We’re over halfway through the year so an update on my second year of the Wardrobe Wartime Challenge is long overdue. In the last five months there has been some making from scratch, some making do, a bout of rigorous moth control and, yes, even a few new purchases. All have been focussed on maintenance and replenishment and all have reinforced my views about the modern obsession with choice, or rather the fallacy of choice.
Readers of this blog may have realised that I talk about clothes and wardrobe but never fashion. There is a reason for this. Fashion has a lot to do with economics and a little to do with our desire for identity but nothing to do with keeping ourselves clothed and even less with us feeling truly good about how we look.

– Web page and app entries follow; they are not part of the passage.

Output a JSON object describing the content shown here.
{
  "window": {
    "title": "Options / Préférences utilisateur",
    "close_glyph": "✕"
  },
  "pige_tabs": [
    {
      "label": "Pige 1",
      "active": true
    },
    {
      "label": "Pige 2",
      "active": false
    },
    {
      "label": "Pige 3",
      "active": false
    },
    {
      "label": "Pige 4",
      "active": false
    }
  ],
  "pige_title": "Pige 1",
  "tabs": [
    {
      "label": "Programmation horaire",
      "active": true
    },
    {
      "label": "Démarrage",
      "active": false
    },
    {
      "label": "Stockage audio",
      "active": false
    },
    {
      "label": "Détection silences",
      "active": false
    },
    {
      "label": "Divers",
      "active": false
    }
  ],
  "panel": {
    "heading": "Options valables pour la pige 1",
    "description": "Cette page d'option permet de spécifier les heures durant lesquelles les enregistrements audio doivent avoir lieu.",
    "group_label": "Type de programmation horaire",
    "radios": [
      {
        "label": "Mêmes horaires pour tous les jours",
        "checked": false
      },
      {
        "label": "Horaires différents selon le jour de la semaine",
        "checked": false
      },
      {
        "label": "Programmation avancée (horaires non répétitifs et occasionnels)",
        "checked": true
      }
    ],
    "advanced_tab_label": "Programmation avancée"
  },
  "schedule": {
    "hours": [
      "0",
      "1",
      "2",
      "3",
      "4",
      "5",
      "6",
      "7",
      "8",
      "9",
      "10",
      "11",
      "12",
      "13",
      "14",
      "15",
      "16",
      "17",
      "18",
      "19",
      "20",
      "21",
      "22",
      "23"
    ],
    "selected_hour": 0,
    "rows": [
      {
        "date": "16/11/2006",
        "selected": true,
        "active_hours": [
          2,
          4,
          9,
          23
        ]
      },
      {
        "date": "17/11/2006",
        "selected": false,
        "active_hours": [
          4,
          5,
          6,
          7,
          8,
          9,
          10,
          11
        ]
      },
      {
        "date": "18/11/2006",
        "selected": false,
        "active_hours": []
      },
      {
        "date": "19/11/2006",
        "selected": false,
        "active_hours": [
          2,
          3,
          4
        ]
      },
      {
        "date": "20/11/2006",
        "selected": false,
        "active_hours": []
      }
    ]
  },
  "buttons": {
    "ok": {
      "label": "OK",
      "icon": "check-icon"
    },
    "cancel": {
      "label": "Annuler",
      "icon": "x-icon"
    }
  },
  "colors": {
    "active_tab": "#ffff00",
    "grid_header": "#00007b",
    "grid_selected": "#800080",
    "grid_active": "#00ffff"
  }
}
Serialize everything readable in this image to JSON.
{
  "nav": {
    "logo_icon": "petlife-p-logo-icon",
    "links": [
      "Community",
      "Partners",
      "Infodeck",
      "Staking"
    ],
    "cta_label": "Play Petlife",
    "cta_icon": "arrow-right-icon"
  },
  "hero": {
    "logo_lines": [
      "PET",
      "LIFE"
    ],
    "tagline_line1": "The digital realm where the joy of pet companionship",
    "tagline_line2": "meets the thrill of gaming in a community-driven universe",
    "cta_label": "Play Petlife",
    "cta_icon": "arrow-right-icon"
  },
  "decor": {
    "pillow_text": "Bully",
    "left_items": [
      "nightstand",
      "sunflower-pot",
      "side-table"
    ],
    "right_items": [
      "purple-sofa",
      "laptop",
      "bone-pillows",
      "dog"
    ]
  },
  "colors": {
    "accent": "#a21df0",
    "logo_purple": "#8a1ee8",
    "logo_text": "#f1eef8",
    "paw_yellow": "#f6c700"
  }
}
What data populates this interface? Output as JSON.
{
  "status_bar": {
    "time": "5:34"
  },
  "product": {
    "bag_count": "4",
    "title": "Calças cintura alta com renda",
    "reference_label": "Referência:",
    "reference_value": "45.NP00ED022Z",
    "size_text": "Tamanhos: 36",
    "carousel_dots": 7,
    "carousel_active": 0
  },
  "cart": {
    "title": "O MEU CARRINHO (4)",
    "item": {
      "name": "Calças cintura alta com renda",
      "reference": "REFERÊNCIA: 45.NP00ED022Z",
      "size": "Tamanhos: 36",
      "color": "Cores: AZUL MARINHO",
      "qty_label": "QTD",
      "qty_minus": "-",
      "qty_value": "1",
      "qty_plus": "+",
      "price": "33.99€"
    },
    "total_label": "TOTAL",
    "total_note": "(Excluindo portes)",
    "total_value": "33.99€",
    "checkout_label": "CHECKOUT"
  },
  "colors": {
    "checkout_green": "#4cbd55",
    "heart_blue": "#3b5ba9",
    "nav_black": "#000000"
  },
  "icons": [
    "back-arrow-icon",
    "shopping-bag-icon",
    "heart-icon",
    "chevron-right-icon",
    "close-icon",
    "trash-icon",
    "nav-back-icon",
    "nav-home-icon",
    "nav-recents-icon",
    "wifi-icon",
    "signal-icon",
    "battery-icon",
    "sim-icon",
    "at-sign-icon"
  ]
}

The fashion industry, like so much of our growth-based economy, is driven by the need to keep the consumer engine turning, whether we need new products or not. Every season, or nowadays every few weeks, retailers churn out another garment only slightly different from previous ones to induce us to keep buying. Nobody seems to bat an eyelid at minor variations on a theme being heralded as the latest must-have products. Questioning this is almost heresy in an age of supposedly endless consumer choice!
Self-imposed rationing, however, highlights how little choice we actually have or rather where our real choices lie.
The only way wardrobe rationing works over a prolonged period is by knowing your style, building a capsule wardrobe around quality products and satisfying the occasional whim by making your own or trawling through second hand shops. All of this involves choices but not the type that retailers claim we have.
On the one hand, it very soon becomes obvious that for all the frocks, trousers or shoes on offer, what I’m really looking for is not actually available as it is not ‘on trend’ this particular season. On the other hand, I have the choice to ignore the ephemeral styles that will not work with my capsule wardrobe, avoid poor quality products made in questionable conditions and decide where to spend my money. I have this luxury not because of my budget – currently very limited – but because I know what works for me and how to meet my needs and wants in other ways.
In the last few months, despite retailers offering endless lines of new clothes, I chose to buy quality yarn to knit my own ‘warm(ish) weather’ cardigan, this being the only way to replace a worn-out staple with something that works for me and meets my ethical and environmental criteria. Similarly, I chose not to buy a new pair of sensible city shoes. Instead I gave my custom to an independent cobbler so he could extend the life of my black lace-ups with a new heel and sole. And I chose to ignore cute transients styles and prints and instead bought a simple black jersey wrap dress to replace the one I’d worn to shreds, confident that this staple will create various outfits for many years.
At no point has ignoring the endless onslaught of products felt like deprivation. Neither do I feel that my identity is undermined by not having the latest ‘en vogue’ or must-have garment.
Instead I enjoy not wasting my money on poorly constructed clothes and take delight in every moment that I don’t spend tramping around shops, picking over clothes rails or wondering what to wear in the morning. Of course, I have to devote some time (and money) to maintaining a smaller wardrobe but avoiding the fashion treadmill means I have time and pennies to invest in me and my real identity. In my case, that of a wife, gardener, cook, runner, tinkerer and maker of things, perpetual student and, of course, writer,… which brings me to some exciting news.
This summer my interest in writing and sustainable wardrobes resulted in my clothes rationing experiment being featured in Pretty Nostalgic. As the magazine’s motto is “spend wisely, waste less, appreciate more”, I am delighted that the editor of Pretty Nostalgic decided to feature the Wartime Wardrobe Challenge, and in the Goodwood Special Edition* in particular. It feels like this clothes rationing experiment has been given the perfect platform from which to inspire many others!
Apart from the wrap dress (7 coupons) and a handmade cardigan (2.5 coupons), I also invested in a new pair of winter boots (5 coupons) and some underwear and hoisery (7 coupons). I nearly didn’t buy the tights due to poor customer service and ended up going to another, more helpful branch.
In the summer I replaced old sandals with a pair of clogs, which in line with wartime practice are coupon free. Repairing my autumn/smart shoes avoided a new pair (5 coupons) as did unravelling a cardigan that had never really worked for me and re-using the yarn to knit a sweater (2.5 coupons). I also shortened the threadbare sleeves of an old nightie so it will last a few more years, avoiding the need for a new one (6 coupons).
Total coupons spent in 2014: 42.5 of 66
Total coupons saved by making do, mending and being a little bit ‘bloody minded’: 13.5
* Pretty Nostalgic is available online (as a subscription or as a single issue) or from selected independent bookshops in the UK.